| Problem details |
A faithful copy of every entry, with the pictures removed, is what is needed here.

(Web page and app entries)
"""
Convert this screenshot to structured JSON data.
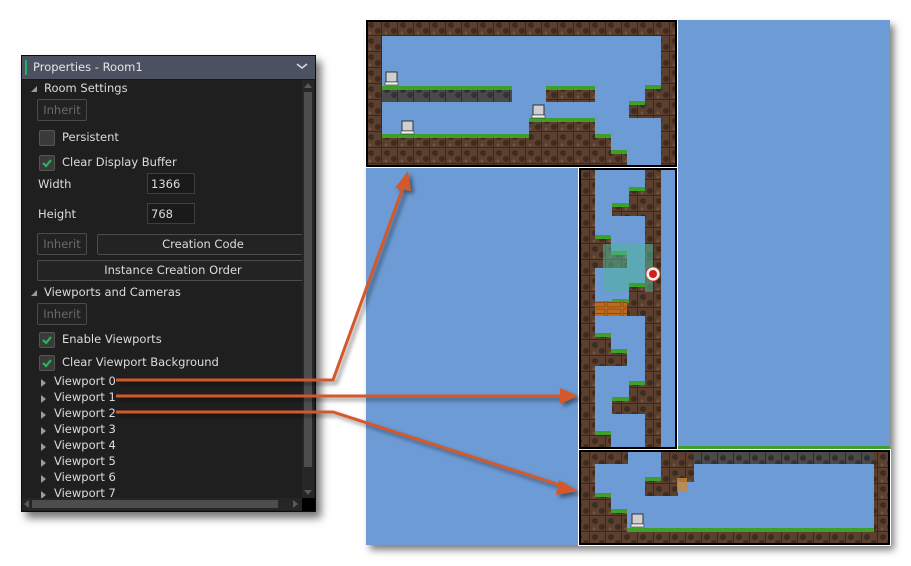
{
  "panel": {
    "title": "Properties - Room1",
    "collapse_icon": "chevron-down-icon",
    "accent_color": "#21b060",
    "room_settings": {
      "section_label": "Room Settings",
      "inherit_label": "Inherit",
      "persistent": {
        "label": "Persistent",
        "checked": false
      },
      "clear_display_buffer": {
        "label": "Clear Display Buffer",
        "checked": true
      },
      "width": {
        "label": "Width",
        "value": "1366"
      },
      "height": {
        "label": "Height",
        "value": "768"
      },
      "inherit2_label": "Inherit",
      "creation_code_label": "Creation Code",
      "instance_creation_order_label": "Instance Creation Order"
    },
    "viewports": {
      "section_label": "Viewports and Cameras",
      "inherit_label": "Inherit",
      "enable_viewports": {
        "label": "Enable Viewports",
        "checked": true
      },
      "clear_viewport_background": {
        "label": "Clear Viewport Background",
        "checked": true
      },
      "items": [
        {
          "label": "Viewport 0"
        },
        {
          "label": "Viewport 1"
        },
        {
          "label": "Viewport 2"
        },
        {
          "label": "Viewport 3"
        },
        {
          "label": "Viewport 4"
        },
        {
          "label": "Viewport 5"
        },
        {
          "label": "Viewport 6"
        },
        {
          "label": "Viewport 7"
        }
      ]
    }
  },
  "room": {
    "background_color": "#6d9bd5",
    "viewport_regions": [
      "viewport-0",
      "viewport-1",
      "viewport-2"
    ]
  },
  "annotation": {
    "arrow_color": "#d4582a"
  }
}
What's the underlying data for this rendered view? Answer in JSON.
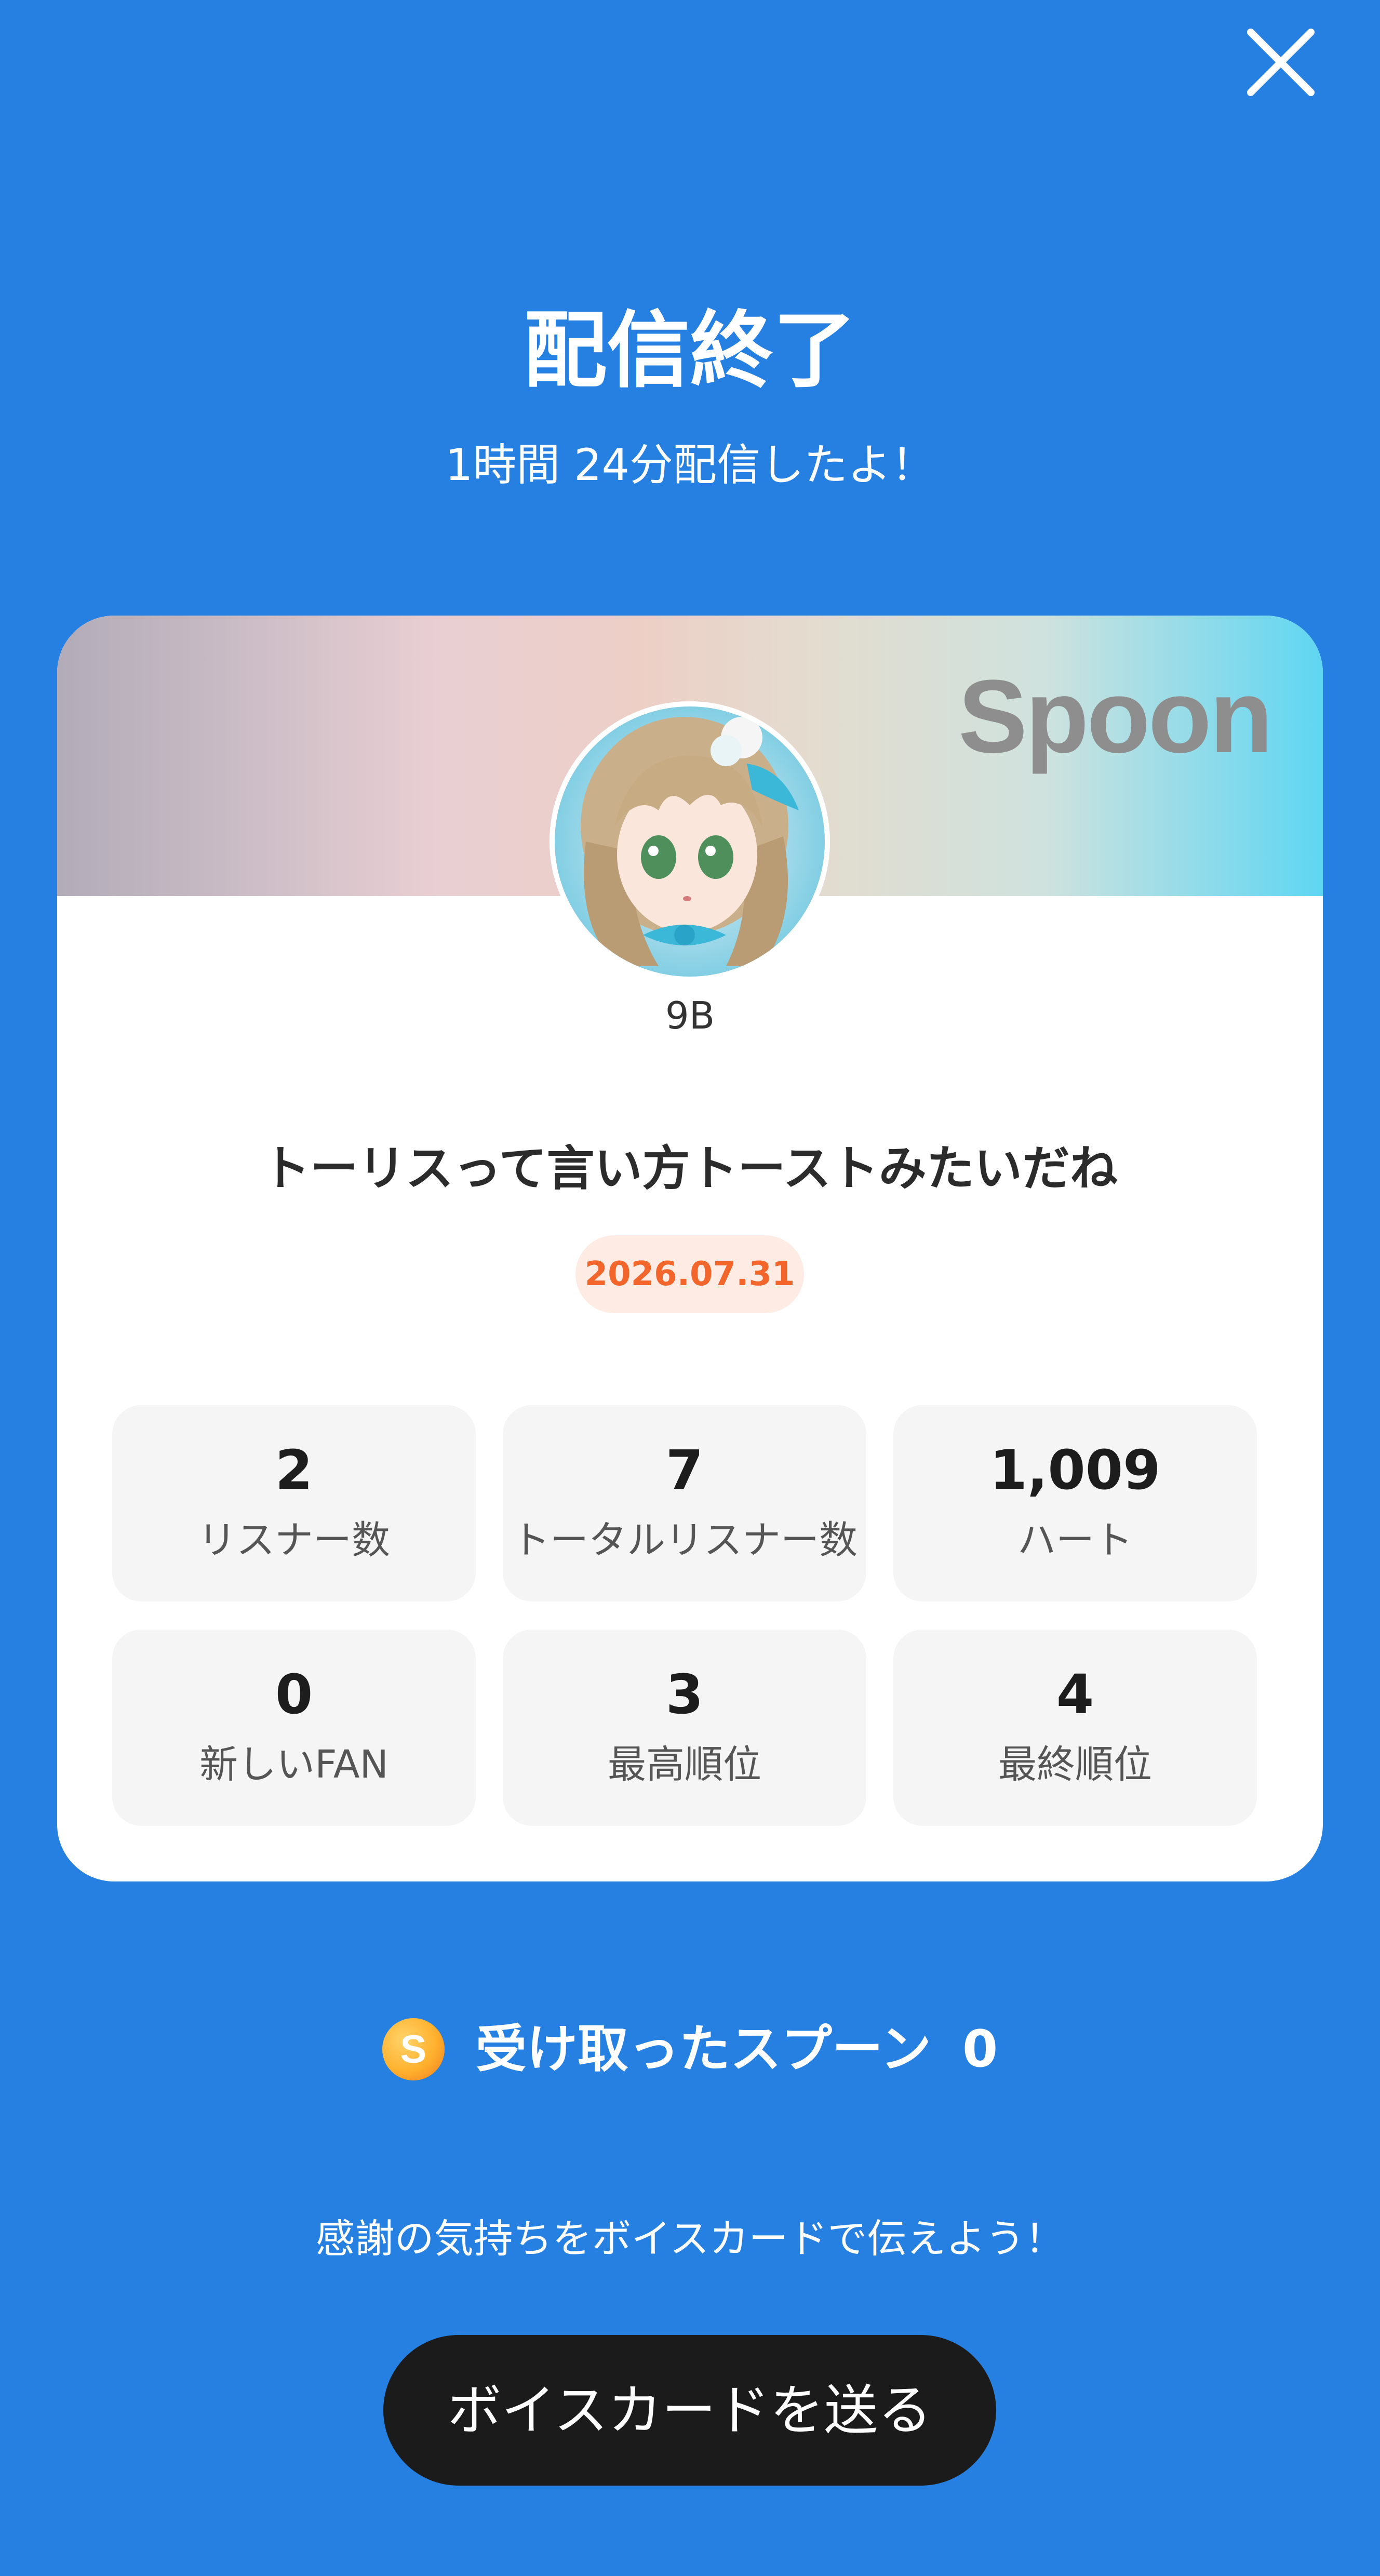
{
  "close_icon": "close-icon",
  "header": {
    "title": "配信終了",
    "subtitle": "1時間 24分配信したよ！"
  },
  "card": {
    "brand": "Spoon",
    "banner_colors": [
      "#b2acb8",
      "#e9cfd3",
      "#cfe2de",
      "#5fd6f2"
    ],
    "username": "9B",
    "stream_title": "トーリスって言い方トーストみたいだね",
    "date": "2026.07.31",
    "stats": [
      {
        "value": "2",
        "label": "リスナー数"
      },
      {
        "value": "7",
        "label": "トータルリスナー数"
      },
      {
        "value": "1,009",
        "label": "ハート"
      },
      {
        "value": "0",
        "label": "新しいFAN"
      },
      {
        "value": "3",
        "label": "最高順位"
      },
      {
        "value": "4",
        "label": "最終順位"
      }
    ]
  },
  "spoons": {
    "coin_letter": "S",
    "label": "受け取ったスプーン",
    "count": "0"
  },
  "footer": {
    "thanks": "感謝の気持ちをボイスカードで伝えよう！",
    "button_label": "ボイスカードを送る"
  },
  "colors": {
    "background": "#2680e2",
    "accent_orange": "#f2652b",
    "button_dark": "#1b1b1b"
  }
}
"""
| Solution to this problem |
Convert this screenshot to structured JSON data.
{
  "panel": {
    "title": "Properties - Room1",
    "collapse_icon": "chevron-down-icon",
    "accent_color": "#21b060",
    "room_settings": {
      "section_label": "Room Settings",
      "inherit_label": "Inherit",
      "persistent": {
        "label": "Persistent",
        "checked": false
      },
      "clear_display_buffer": {
        "label": "Clear Display Buffer",
        "checked": true
      },
      "width": {
        "label": "Width",
        "value": "1366"
      },
      "height": {
        "label": "Height",
        "value": "768"
      },
      "inherit2_label": "Inherit",
      "creation_code_label": "Creation Code",
      "instance_creation_order_label": "Instance Creation Order"
    },
    "viewports": {
      "section_label": "Viewports and Cameras",
      "inherit_label": "Inherit",
      "enable_viewports": {
        "label": "Enable Viewports",
        "checked": true
      },
      "clear_viewport_background": {
        "label": "Clear Viewport Background",
        "checked": true
      },
      "items": [
        {
          "label": "Viewport 0"
        },
        {
          "label": "Viewport 1"
        },
        {
          "label": "Viewport 2"
        },
        {
          "label": "Viewport 3"
        },
        {
          "label": "Viewport 4"
        },
        {
          "label": "Viewport 5"
        },
        {
          "label": "Viewport 6"
        },
        {
          "label": "Viewport 7"
        }
      ]
    }
  },
  "room": {
    "background_color": "#6d9bd5",
    "viewport_regions": [
      "viewport-0",
      "viewport-1",
      "viewport-2"
    ]
  },
  "annotation": {
    "arrow_color": "#d4582a"
  }
}
What's the underlying data for this rendered view? Answer in JSON.
{
  "close_icon": "close-icon",
  "header": {
    "title": "配信終了",
    "subtitle": "1時間 24分配信したよ！"
  },
  "card": {
    "brand": "Spoon",
    "banner_colors": [
      "#b2acb8",
      "#e9cfd3",
      "#cfe2de",
      "#5fd6f2"
    ],
    "username": "9B",
    "stream_title": "トーリスって言い方トーストみたいだね",
    "date": "2026.07.31",
    "stats": [
      {
        "value": "2",
        "label": "リスナー数"
      },
      {
        "value": "7",
        "label": "トータルリスナー数"
      },
      {
        "value": "1,009",
        "label": "ハート"
      },
      {
        "value": "0",
        "label": "新しいFAN"
      },
      {
        "value": "3",
        "label": "最高順位"
      },
      {
        "value": "4",
        "label": "最終順位"
      }
    ]
  },
  "spoons": {
    "coin_letter": "S",
    "label": "受け取ったスプーン",
    "count": "0"
  },
  "footer": {
    "thanks": "感謝の気持ちをボイスカードで伝えよう！",
    "button_label": "ボイスカードを送る"
  },
  "colors": {
    "background": "#2680e2",
    "accent_orange": "#f2652b",
    "button_dark": "#1b1b1b"
  }
}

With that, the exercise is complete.